YOUR ASSIGNMENT: Search the material for the string "time", then return every line where it is found.
--*--
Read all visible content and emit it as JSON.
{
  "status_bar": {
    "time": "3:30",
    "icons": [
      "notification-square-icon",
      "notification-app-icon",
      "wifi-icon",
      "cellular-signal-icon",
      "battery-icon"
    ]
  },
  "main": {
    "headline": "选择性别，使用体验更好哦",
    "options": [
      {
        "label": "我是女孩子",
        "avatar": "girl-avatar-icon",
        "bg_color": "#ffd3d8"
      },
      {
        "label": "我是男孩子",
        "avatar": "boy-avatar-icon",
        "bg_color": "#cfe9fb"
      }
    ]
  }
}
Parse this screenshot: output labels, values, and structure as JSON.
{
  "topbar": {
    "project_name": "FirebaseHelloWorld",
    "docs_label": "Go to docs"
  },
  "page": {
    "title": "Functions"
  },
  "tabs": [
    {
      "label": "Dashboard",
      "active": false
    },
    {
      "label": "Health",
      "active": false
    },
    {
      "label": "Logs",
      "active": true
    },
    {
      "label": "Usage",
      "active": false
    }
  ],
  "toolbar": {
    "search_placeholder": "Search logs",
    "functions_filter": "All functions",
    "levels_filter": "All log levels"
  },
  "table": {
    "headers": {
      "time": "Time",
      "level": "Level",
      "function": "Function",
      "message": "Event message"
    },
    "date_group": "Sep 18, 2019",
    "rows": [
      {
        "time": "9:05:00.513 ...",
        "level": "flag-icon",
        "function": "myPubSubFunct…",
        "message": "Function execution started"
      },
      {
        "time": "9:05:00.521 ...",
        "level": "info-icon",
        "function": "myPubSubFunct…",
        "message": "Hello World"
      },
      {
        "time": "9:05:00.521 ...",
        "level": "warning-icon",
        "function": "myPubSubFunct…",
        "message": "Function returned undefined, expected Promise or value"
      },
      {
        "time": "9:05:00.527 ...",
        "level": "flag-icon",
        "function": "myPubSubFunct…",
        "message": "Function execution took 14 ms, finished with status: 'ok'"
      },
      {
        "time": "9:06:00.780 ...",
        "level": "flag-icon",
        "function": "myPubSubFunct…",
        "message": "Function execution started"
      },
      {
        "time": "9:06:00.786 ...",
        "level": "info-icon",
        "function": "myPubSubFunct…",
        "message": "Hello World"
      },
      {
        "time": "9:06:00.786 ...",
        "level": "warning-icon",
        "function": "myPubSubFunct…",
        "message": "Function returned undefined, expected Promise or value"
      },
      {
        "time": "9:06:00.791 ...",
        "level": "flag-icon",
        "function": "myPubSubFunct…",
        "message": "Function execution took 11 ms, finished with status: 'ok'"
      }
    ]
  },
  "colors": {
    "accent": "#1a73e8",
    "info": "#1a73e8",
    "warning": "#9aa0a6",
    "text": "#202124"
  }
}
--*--
WRITTEN ANSWER:
    "time": "3:30",
      "time": "Time",
        "time": "9:05:00.513 ...",
        "time": "9:05:00.521 ...",
        "time": "9:05:00.521 ...",
        "time": "9:05:00.527 ...",
        "time": "9:06:00.780 ...",
        "time": "9:06:00.786 ...",
        "time": "9:06:00.786 ...",
        "time": "9:06:00.791 ...",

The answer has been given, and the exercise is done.